Thesis 2.0 Packages are there to help users take care of things without actually having to mess around with Custom CSS.
And how do Packages work?
The creation of a Package is simple, and once you’ve done it, you can customize it by specifying information such as border, margin, padding, etc. Ideally, you simply need to specify values and other data, and Thesis 2.0 writes the same in CSS by its own, thereby ridding you of the need to mess with code. But if you still need to specify some code, you can opt for the additional CSS segment.
Before we pass a judgment, it must also be stressed that Thesis 2.0 comes with support for Markup Schema, thereby giving a definite edge when it comes to SEO features.
So, How Good Is It?
Personally, I loved Thesis 1.0 and even though I have never been a regular die-hard fan of it, I liked the power and control it used to offer its users over their websites. With the changes in Thesis 2.0, how is the framework going to fare?
Again, on a personal note, I’m not thrilled. Reasons?
- For a start, the drag and drop approach could’ve been done better. I’m not saying that Thesis 2.0 Skin Editor is bad in particular, but frameworks such as Headway have had drag and drop functionality before, and done the right way. Once again, not that Thesis 2.0 has done it wrong, but an outright new name for something old, and placing it in new sections within the admin panel is not absolute innovation in my book.

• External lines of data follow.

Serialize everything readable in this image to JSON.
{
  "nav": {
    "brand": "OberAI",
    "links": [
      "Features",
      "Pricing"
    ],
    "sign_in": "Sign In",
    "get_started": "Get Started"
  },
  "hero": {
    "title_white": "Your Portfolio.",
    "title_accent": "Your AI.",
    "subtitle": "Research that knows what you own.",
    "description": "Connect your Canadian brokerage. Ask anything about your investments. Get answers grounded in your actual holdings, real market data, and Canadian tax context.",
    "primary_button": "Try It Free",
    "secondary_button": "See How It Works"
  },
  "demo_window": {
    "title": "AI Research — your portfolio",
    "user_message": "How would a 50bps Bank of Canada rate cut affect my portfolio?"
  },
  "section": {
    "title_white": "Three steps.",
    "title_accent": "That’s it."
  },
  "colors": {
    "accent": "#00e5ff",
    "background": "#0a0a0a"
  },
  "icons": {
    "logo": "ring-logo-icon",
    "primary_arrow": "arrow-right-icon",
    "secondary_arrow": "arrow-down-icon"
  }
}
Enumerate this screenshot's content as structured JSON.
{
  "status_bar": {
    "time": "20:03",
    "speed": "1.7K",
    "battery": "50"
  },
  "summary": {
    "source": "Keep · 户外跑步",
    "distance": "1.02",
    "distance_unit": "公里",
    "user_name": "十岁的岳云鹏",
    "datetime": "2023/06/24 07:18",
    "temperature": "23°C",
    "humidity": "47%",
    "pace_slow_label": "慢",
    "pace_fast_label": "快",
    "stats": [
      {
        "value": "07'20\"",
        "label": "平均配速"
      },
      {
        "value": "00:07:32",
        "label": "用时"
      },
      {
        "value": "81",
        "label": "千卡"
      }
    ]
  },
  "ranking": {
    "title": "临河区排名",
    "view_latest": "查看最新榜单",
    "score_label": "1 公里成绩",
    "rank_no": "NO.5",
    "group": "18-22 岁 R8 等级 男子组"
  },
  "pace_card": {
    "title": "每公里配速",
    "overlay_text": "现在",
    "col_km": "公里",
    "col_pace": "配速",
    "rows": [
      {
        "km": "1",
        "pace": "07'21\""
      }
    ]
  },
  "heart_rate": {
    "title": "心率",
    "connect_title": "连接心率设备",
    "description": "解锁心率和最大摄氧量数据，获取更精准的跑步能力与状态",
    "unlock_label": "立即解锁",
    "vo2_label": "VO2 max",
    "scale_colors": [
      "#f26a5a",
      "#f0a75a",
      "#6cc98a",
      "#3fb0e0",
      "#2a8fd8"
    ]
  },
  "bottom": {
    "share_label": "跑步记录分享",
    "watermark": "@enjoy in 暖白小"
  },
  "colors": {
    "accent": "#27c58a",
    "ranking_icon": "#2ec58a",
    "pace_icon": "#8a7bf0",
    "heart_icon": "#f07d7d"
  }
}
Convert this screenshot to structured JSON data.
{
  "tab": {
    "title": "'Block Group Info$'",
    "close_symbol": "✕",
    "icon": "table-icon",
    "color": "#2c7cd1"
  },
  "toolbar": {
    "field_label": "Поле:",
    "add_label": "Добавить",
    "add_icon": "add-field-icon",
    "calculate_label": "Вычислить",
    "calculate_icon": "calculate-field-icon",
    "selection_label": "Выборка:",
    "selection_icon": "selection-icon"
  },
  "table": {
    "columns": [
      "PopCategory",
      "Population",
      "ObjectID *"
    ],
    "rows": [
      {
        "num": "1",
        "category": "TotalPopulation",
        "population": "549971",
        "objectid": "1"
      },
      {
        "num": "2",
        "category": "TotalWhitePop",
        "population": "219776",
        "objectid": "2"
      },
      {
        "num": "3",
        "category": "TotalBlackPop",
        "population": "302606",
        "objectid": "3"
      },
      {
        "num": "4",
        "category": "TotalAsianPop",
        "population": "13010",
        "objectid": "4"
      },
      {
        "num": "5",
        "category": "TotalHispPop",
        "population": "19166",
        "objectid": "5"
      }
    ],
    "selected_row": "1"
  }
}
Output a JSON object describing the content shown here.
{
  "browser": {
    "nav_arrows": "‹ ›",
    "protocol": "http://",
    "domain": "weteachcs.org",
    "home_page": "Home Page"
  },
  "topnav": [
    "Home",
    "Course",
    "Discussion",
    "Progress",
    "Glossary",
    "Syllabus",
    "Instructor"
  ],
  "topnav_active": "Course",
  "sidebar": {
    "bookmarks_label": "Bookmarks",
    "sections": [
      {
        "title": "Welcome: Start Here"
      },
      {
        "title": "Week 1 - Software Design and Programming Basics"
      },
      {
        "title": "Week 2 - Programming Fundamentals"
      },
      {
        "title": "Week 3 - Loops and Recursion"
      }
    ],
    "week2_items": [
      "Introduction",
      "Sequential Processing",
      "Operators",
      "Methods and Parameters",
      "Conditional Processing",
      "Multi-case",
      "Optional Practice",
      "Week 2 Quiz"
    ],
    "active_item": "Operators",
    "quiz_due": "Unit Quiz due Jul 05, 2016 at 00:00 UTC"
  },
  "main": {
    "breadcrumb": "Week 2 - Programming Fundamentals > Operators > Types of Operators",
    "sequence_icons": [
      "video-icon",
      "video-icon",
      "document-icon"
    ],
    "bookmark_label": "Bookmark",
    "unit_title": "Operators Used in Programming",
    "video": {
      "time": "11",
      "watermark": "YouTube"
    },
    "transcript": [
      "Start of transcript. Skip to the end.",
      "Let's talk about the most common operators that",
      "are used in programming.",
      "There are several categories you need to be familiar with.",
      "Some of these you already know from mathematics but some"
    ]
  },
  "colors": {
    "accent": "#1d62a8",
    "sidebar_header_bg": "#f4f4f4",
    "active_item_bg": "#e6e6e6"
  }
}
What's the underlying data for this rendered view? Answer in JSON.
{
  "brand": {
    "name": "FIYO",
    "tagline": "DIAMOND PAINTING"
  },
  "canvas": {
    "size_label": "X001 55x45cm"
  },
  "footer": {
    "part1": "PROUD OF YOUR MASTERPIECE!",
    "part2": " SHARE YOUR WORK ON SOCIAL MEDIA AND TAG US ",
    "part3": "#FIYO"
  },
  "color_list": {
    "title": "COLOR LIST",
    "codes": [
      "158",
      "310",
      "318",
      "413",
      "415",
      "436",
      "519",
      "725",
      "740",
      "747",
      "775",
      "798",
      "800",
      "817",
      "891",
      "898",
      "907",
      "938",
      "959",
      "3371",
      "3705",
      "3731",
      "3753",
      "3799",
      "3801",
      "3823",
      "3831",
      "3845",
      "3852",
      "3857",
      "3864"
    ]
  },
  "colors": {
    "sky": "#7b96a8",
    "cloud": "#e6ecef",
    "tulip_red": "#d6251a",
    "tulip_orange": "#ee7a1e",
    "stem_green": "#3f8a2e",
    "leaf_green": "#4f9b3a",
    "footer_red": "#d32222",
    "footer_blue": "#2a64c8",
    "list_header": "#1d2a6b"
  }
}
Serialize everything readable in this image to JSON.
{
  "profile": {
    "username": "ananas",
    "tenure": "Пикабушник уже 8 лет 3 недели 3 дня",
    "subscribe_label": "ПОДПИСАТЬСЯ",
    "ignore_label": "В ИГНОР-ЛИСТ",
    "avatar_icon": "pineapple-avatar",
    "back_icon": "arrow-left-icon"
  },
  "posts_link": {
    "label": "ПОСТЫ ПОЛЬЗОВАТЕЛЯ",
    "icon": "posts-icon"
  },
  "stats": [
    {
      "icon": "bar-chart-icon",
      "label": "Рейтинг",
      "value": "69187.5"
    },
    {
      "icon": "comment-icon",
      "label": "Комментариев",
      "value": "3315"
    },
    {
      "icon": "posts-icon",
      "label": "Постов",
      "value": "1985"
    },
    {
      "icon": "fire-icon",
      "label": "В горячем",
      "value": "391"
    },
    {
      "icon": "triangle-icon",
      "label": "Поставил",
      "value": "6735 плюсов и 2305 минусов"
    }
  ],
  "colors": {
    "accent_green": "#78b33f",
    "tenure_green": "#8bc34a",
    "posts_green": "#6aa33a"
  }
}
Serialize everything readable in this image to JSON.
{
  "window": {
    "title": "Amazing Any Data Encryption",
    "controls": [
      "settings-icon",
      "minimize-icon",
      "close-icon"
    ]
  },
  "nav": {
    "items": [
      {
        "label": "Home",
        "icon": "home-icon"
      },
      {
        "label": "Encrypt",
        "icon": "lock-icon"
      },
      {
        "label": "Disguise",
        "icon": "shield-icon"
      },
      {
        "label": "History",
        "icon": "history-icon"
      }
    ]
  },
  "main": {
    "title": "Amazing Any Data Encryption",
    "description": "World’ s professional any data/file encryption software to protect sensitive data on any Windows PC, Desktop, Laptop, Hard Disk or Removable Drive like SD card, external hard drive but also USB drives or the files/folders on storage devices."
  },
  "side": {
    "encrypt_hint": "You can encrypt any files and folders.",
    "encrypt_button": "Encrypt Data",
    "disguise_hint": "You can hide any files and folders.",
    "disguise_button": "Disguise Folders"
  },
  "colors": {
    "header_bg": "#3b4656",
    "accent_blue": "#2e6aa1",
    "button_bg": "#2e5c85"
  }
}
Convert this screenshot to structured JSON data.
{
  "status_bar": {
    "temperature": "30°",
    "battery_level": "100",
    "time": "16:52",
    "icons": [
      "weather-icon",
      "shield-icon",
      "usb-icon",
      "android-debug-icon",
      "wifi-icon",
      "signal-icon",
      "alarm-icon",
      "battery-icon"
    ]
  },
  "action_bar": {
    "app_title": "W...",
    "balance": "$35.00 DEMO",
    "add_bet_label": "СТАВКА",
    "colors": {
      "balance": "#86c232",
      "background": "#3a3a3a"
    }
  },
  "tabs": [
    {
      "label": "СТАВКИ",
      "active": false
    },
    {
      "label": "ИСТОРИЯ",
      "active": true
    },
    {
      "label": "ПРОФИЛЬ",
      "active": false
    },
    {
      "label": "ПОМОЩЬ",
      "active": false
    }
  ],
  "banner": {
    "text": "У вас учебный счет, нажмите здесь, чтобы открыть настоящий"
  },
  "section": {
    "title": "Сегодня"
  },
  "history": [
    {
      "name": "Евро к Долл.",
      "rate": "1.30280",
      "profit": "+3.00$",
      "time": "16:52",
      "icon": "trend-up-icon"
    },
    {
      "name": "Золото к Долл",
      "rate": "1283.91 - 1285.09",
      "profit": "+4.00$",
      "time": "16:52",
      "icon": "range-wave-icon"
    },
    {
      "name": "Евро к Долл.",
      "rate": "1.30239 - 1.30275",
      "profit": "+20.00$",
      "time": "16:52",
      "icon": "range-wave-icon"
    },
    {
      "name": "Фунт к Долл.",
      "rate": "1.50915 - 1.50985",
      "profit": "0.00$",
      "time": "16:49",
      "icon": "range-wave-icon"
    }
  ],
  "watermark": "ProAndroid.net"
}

- The UI can be confusing. When I was experimenting with it, my first goal was to create multiple layouts (after all, Thesis 2.0 has bragged about it, right?). However, I could not find any link or button to do so — until I clicked on the template’s name itself. Now, with semi-finished documentation, how exactly is a new user of Thesis 2.0 supposed to figure out where to go? Agreed, this feature will not hurt you once you’re used to it, say for a week or so. But if you are using it for the first time, be overwhelmed (and confused). Also, don’t expect your knowledge of Thesis 1.0 to come to your aid.
- Speaking of documentation, don’t be too happy, because there isn’t much of it. The Thesis 2.0 team says it had to rush to adhere to the release date of the framework, and thus, documentation is still ‘limited’. Of course, this factor is likely to be addressed eventually, and by the time this article goes live, there might be many improvements in the documentation.
With that said, before I conclude, I would also like to note the fact that the future is bright for Thesis 2.0
The community is one of the most vibrant ones on the internet, and it will not be long before you see many awesome “skins and boxes” in the market! Furthermore, even though I am unhappy with the Thesis 2.0 version of drag and drop, I can surely see many people using (and actually enjoying) it for client projects as well as their own websites.
What do you think of Thesis 2.0? Have your say in the comments below!
Sufyan bin Uzayr writes for various magazine and blogs, and has authored several books. He blogs about technology, Linux and open source, mobile, web design and development, typography, and Content Management Systems at Code Carbon. You can learn more about him, follow him on Twitter or friend him on Facebook and Google+.